If you'd been asked in 2003 to devise an ideal constitution for Iraq's very non-ideal circumstances, it would look something like this: a highly decentralized federation that accepts the reality that Iraq is a Muslim nation but reserves political power for elected legislators -- and divides the oil revenue fairly.

I'm not as easy going he is over the prospect of an Iraq that is divided up by ethnicity and religion:

And if it doesn't work? Well, that's what the Sunnis are twitchy about. If Baathist dead-enders and imported Islamonuts from Saudi and Syria want to make Iraq ungovernable, the country will dissolve into a democratic Kurdistan, a democratic Shiastan, and a moribund Sunni squat in the middle. And, in the grander scheme of things, that wouldn't be so terrible either.

I don't want the Iraqi Sunnis to have their own country. I think it would be quite terrible. It won't just stay an oil-free, poor state that wallows in its own misery. I don't think the Sunnis in the wider Arab world would let a central Sunni Anbaristan flounder. Money and jihadis would flow in and we'd have another pre-2001 Afghanistan on our hands. Oh, no, we can't trust the Iraqi Baathist Sunnis with their own country--not even a truncated one. We need the Shias and Kurds to place limits on the Sunnis until they come to their senses.

The Sunnis are still in denial over their defeat and will have a big decision to make about this constitution:

The Jan. 30 boycott was widely perceived by Sunnis as a disaster, handing control of the 275-member National Assembly to Shiites and Kurds.
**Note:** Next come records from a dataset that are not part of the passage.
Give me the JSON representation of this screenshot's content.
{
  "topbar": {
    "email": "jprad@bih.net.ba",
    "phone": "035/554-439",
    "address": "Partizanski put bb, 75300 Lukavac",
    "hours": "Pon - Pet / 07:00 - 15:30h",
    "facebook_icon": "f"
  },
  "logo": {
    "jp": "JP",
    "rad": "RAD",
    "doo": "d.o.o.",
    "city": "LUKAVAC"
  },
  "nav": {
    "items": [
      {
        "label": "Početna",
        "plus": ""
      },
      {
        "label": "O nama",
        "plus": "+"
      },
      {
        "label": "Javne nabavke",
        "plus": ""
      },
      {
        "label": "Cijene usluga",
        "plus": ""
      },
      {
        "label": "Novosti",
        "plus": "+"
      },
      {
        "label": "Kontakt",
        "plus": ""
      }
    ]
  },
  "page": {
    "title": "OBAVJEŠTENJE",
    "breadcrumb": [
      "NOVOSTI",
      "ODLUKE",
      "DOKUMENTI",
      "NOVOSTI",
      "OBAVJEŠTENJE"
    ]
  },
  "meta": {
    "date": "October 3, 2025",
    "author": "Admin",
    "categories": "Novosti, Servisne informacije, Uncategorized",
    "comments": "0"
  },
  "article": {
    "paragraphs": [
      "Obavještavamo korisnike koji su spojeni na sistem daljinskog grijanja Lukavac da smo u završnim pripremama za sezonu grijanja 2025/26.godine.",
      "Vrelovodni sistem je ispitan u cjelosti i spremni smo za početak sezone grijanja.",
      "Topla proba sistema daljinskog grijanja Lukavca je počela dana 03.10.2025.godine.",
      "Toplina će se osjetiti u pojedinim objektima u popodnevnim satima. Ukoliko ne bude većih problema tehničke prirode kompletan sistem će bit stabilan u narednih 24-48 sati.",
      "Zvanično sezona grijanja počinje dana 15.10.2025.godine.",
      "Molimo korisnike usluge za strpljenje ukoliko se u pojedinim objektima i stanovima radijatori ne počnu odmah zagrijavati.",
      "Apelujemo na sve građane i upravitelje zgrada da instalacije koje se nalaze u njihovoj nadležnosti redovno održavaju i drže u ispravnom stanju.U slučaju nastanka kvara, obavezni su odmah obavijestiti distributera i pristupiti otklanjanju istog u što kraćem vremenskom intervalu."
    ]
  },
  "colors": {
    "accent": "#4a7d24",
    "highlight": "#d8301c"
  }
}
The Shiite-Kurd alliance then pushed through demands for federated mini-states and set the legal foundation for purging thousands of Sunni Arabs from government jobs because of past membership in Saddam's Baath Party.

Instead, Sunni Arabs are urging followers to register by the Thursday deadline and reject the constitution in the referendum. Voter registration in the Sunni stronghold of Anbar province was extended for a week so more people could sign up.

The very Sunni clerics who railed last January against an election "under foreign military occupation" are now urging their people to take part in both the referendum and the parliamentary balloting in December.

Rejection of the charter would mean elections in December for a new parliament under the rules of the interim constitution approved in March 2004 and still in effect. The new parliament would start the entire process of drafting a constitution from scratch.

Even with a new Parliament, the Shias and Kurds could draft a new constitution through without the Sunnis. Then the Sunnis will have to choose again. Personally, I think the Shias and Kurds might be less likely to accomodate the Sunnis after the Sunnis torpedo this constitution and continue to fight the government. The Iraqi government could just screw the constitutional niceties and go postal on the Sunnis as is the time-honored method of dealing with the losing side in wars.

The Sunnis need to be part of a single Iraq--whether voluntarily or through coercion. The Sunnis have a chance to approve a good constitution that refrains from seeking revenge against the Sunnis for four centuries of dominance and three decades of Saddam's savagery. The Sunnis have chosen poorly thus far. Can they learn from their recent disasters?